GIVEN DATA:
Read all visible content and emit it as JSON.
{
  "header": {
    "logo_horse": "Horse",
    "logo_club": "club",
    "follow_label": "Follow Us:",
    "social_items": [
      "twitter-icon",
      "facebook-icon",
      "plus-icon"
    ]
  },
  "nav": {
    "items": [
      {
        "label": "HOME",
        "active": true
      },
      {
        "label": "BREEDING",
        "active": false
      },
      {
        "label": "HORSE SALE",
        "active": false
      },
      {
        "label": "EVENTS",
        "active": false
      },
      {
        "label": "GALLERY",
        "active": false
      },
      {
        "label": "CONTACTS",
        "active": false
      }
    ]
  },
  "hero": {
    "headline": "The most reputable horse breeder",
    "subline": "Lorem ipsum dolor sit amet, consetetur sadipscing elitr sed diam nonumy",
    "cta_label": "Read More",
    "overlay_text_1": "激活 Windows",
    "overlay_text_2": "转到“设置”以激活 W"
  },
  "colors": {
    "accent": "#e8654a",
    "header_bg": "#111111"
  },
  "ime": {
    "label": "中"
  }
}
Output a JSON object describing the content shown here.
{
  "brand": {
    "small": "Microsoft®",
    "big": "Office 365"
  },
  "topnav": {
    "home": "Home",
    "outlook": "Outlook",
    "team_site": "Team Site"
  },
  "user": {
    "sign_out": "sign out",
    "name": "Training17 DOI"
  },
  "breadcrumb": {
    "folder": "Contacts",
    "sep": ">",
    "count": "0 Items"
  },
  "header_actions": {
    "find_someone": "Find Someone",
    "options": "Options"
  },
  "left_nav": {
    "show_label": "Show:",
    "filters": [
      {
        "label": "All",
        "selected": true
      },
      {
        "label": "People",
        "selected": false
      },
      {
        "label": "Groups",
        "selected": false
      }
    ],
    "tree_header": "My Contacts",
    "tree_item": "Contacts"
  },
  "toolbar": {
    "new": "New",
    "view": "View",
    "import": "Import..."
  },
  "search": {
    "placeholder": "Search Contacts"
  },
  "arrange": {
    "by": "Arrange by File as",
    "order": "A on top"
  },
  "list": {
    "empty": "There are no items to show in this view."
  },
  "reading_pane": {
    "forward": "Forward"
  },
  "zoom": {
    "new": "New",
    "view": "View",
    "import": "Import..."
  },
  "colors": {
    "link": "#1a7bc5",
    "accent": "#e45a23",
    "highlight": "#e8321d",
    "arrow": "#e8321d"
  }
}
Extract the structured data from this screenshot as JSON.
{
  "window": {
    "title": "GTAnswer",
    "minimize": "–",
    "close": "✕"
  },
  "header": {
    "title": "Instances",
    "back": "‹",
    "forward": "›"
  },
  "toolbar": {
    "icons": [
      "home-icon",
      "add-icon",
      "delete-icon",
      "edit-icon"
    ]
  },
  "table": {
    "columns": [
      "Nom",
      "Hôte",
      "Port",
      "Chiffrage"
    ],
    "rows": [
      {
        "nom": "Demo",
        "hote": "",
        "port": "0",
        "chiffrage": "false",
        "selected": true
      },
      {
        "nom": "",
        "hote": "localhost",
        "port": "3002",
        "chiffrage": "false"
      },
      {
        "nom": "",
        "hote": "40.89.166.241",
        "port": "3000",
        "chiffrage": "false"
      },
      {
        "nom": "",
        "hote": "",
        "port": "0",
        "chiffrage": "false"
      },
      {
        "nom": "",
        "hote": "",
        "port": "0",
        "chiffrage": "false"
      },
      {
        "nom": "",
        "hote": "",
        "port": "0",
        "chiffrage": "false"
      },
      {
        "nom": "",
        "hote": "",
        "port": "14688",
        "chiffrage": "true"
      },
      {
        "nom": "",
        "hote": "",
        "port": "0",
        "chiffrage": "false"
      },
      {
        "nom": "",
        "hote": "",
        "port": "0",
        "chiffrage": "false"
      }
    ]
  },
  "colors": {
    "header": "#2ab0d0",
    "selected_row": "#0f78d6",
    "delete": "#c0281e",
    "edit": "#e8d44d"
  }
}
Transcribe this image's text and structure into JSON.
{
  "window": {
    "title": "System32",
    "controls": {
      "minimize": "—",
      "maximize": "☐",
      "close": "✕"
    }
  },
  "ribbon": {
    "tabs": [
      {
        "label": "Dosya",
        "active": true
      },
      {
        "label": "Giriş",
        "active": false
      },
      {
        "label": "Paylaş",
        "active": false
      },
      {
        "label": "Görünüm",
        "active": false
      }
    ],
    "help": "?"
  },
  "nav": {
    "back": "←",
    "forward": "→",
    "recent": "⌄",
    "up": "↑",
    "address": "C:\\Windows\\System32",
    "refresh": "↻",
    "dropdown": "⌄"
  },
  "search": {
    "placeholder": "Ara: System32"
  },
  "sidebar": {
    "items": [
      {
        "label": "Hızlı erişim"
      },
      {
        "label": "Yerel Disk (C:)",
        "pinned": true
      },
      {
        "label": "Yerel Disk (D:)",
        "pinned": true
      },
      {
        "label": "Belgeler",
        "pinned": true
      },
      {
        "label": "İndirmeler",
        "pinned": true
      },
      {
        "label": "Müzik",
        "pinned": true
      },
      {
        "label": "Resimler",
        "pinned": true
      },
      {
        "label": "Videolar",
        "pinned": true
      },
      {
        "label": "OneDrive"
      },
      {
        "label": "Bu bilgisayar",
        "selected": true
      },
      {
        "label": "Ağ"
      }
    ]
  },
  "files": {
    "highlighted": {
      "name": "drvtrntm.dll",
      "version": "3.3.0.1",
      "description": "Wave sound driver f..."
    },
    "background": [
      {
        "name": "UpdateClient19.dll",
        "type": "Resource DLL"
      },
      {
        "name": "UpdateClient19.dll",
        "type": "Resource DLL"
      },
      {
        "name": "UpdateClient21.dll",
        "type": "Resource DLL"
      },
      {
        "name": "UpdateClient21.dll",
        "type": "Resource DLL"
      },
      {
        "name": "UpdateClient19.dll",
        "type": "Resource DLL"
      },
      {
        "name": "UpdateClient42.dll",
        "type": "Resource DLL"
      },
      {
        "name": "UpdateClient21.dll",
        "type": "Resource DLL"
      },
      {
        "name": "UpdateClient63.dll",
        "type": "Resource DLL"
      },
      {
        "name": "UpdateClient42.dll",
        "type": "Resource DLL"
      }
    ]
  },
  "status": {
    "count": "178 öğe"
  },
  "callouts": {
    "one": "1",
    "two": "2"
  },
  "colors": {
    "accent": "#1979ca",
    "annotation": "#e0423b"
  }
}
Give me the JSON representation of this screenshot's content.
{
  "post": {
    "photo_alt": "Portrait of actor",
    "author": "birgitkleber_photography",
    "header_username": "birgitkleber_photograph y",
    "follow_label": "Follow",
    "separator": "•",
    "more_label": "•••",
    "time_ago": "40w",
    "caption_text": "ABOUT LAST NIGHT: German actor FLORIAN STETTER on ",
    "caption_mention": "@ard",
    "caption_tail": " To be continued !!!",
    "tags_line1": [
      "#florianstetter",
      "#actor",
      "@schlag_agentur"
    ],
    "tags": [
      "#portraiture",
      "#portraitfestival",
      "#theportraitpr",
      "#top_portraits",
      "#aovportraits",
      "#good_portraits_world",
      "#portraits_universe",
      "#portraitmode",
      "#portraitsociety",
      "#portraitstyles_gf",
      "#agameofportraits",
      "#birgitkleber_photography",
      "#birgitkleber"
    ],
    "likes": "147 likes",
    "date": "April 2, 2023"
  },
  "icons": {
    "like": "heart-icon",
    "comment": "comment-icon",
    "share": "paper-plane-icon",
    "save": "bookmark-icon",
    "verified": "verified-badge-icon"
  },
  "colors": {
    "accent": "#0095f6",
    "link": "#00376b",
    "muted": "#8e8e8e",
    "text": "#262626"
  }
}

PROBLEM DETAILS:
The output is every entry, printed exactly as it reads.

COMPLETED TASK:
Read all visible content and emit it as JSON.
{
  "header": {
    "logo_horse": "Horse",
    "logo_club": "club",
    "follow_label": "Follow Us:",
    "social_items": [
      "twitter-icon",
      "facebook-icon",
      "plus-icon"
    ]
  },
  "nav": {
    "items": [
      {
        "label": "HOME",
        "active": true
      },
      {
        "label": "BREEDING",
        "active": false
      },
      {
        "label": "HORSE SALE",
        "active": false
      },
      {
        "label": "EVENTS",
        "active": false
      },
      {
        "label": "GALLERY",
        "active": false
      },
      {
        "label": "CONTACTS",
        "active": false
      }
    ]
  },
  "hero": {
    "headline": "The most reputable horse breeder",
    "subline": "Lorem ipsum dolor sit amet, consetetur sadipscing elitr sed diam nonumy",
    "cta_label": "Read More",
    "overlay_text_1": "激活 Windows",
    "overlay_text_2": "转到“设置”以激活 W"
  },
  "colors": {
    "accent": "#e8654a",
    "header_bg": "#111111"
  },
  "ime": {
    "label": "中"
  }
}
Output a JSON object describing the content shown here.
{
  "brand": {
    "small": "Microsoft®",
    "big": "Office 365"
  },
  "topnav": {
    "home": "Home",
    "outlook": "Outlook",
    "team_site": "Team Site"
  },
  "user": {
    "sign_out": "sign out",
    "name": "Training17 DOI"
  },
  "breadcrumb": {
    "folder": "Contacts",
    "sep": ">",
    "count": "0 Items"
  },
  "header_actions": {
    "find_someone": "Find Someone",
    "options": "Options"
  },
  "left_nav": {
    "show_label": "Show:",
    "filters": [
      {
        "label": "All",
        "selected": true
      },
      {
        "label": "People",
        "selected": false
      },
      {
        "label": "Groups",
        "selected": false
      }
    ],
    "tree_header": "My Contacts",
    "tree_item": "Contacts"
  },
  "toolbar": {
    "new": "New",
    "view": "View",
    "import": "Import..."
  },
  "search": {
    "placeholder": "Search Contacts"
  },
  "arrange": {
    "by": "Arrange by File as",
    "order": "A on top"
  },
  "list": {
    "empty": "There are no items to show in this view."
  },
  "reading_pane": {
    "forward": "Forward"
  },
  "zoom": {
    "new": "New",
    "view": "View",
    "import": "Import..."
  },
  "colors": {
    "link": "#1a7bc5",
    "accent": "#e45a23",
    "highlight": "#e8321d",
    "arrow": "#e8321d"
  }
}
Extract the structured data from this screenshot as JSON.
{
  "window": {
    "title": "GTAnswer",
    "minimize": "–",
    "close": "✕"
  },
  "header": {
    "title": "Instances",
    "back": "‹",
    "forward": "›"
  },
  "toolbar": {
    "icons": [
      "home-icon",
      "add-icon",
      "delete-icon",
      "edit-icon"
    ]
  },
  "table": {
    "columns": [
      "Nom",
      "Hôte",
      "Port",
      "Chiffrage"
    ],
    "rows": [
      {
        "nom": "Demo",
        "hote": "",
        "port": "0",
        "chiffrage": "false",
        "selected": true
      },
      {
        "nom": "",
        "hote": "localhost",
        "port": "3002",
        "chiffrage": "false"
      },
      {
        "nom": "",
        "hote": "40.89.166.241",
        "port": "3000",
        "chiffrage": "false"
      },
      {
        "nom": "",
        "hote": "",
        "port": "0",
        "chiffrage": "false"
      },
      {
        "nom": "",
        "hote": "",
        "port": "0",
        "chiffrage": "false"
      },
      {
        "nom": "",
        "hote": "",
        "port": "0",
        "chiffrage": "false"
      },
      {
        "nom": "",
        "hote": "",
        "port": "14688",
        "chiffrage": "true"
      },
      {
        "nom": "",
        "hote": "",
        "port": "0",
        "chiffrage": "false"
      },
      {
        "nom": "",
        "hote": "",
        "port": "0",
        "chiffrage": "false"
      }
    ]
  },
  "colors": {
    "header": "#2ab0d0",
    "selected_row": "#0f78d6",
    "delete": "#c0281e",
    "edit": "#e8d44d"
  }
}
Transcribe this image's text and structure into JSON.
{
  "window": {
    "title": "System32",
    "controls": {
      "minimize": "—",
      "maximize": "☐",
      "close": "✕"
    }
  },
  "ribbon": {
    "tabs": [
      {
        "label": "Dosya",
        "active": true
      },
      {
        "label": "Giriş",
        "active": false
      },
      {
        "label": "Paylaş",
        "active": false
      },
      {
        "label": "Görünüm",
        "active": false
      }
    ],
    "help": "?"
  },
  "nav": {
    "back": "←",
    "forward": "→",
    "recent": "⌄",
    "up": "↑",
    "address": "C:\\Windows\\System32",
    "refresh": "↻",
    "dropdown": "⌄"
  },
  "search": {
    "placeholder": "Ara: System32"
  },
  "sidebar": {
    "items": [
      {
        "label": "Hızlı erişim"
      },
      {
        "label": "Yerel Disk (C:)",
        "pinned": true
      },
      {
        "label": "Yerel Disk (D:)",
        "pinned": true
      },
      {
        "label": "Belgeler",
        "pinned": true
      },
      {
        "label": "İndirmeler",
        "pinned": true
      },
      {
        "label": "Müzik",
        "pinned": true
      },
      {
        "label": "Resimler",
        "pinned": true
      },
      {
        "label": "Videolar",
        "pinned": true
      },
      {
        "label": "OneDrive"
      },
      {
        "label": "Bu bilgisayar",
        "selected": true
      },
      {
        "label": "Ağ"
      }
    ]
  },
  "files": {
    "highlighted": {
      "name": "drvtrntm.dll",
      "version": "3.3.0.1",
      "description": "Wave sound driver f..."
    },
    "background": [
      {
        "name": "UpdateClient19.dll",
        "type": "Resource DLL"
      },
      {
        "name": "UpdateClient19.dll",
        "type": "Resource DLL"
      },
      {
        "name": "UpdateClient21.dll",
        "type": "Resource DLL"
      },
      {
        "name": "UpdateClient21.dll",
        "type": "Resource DLL"
      },
      {
        "name": "UpdateClient19.dll",
        "type": "Resource DLL"
      },
      {
        "name": "UpdateClient42.dll",
        "type": "Resource DLL"
      },
      {
        "name": "UpdateClient21.dll",
        "type": "Resource DLL"
      },
      {
        "name": "UpdateClient63.dll",
        "type": "Resource DLL"
      },
      {
        "name": "UpdateClient42.dll",
        "type": "Resource DLL"
      }
    ]
  },
  "status": {
    "count": "178 öğe"
  },
  "callouts": {
    "one": "1",
    "two": "2"
  },
  "colors": {
    "accent": "#1979ca",
    "annotation": "#e0423b"
  }
}
Give me the JSON representation of this screenshot's content.
{
  "post": {
    "photo_alt": "Portrait of actor",
    "author": "birgitkleber_photography",
    "header_username": "birgitkleber_photograph y",
    "follow_label": "Follow",
    "separator": "•",
    "more_label": "•••",
    "time_ago": "40w",
    "caption_text": "ABOUT LAST NIGHT: German actor FLORIAN STETTER on ",
    "caption_mention": "@ard",
    "caption_tail": " To be continued !!!",
    "tags_line1": [
      "#florianstetter",
      "#actor",
      "@schlag_agentur"
    ],
    "tags": [
      "#portraiture",
      "#portraitfestival",
      "#theportraitpr",
      "#top_portraits",
      "#aovportraits",
      "#good_portraits_world",
      "#portraits_universe",
      "#portraitmode",
      "#portraitsociety",
      "#portraitstyles_gf",
      "#agameofportraits",
      "#birgitkleber_photography",
      "#birgitkleber"
    ],
    "likes": "147 likes",
    "date": "April 2, 2023"
  },
  "icons": {
    "like": "heart-icon",
    "comment": "comment-icon",
    "share": "paper-plane-icon",
    "save": "bookmark-icon",
    "verified": "verified-badge-icon"
  },
  "colors": {
    "accent": "#0095f6",
    "link": "#00376b",
    "muted": "#8e8e8e",
    "text": "#262626"
  }
}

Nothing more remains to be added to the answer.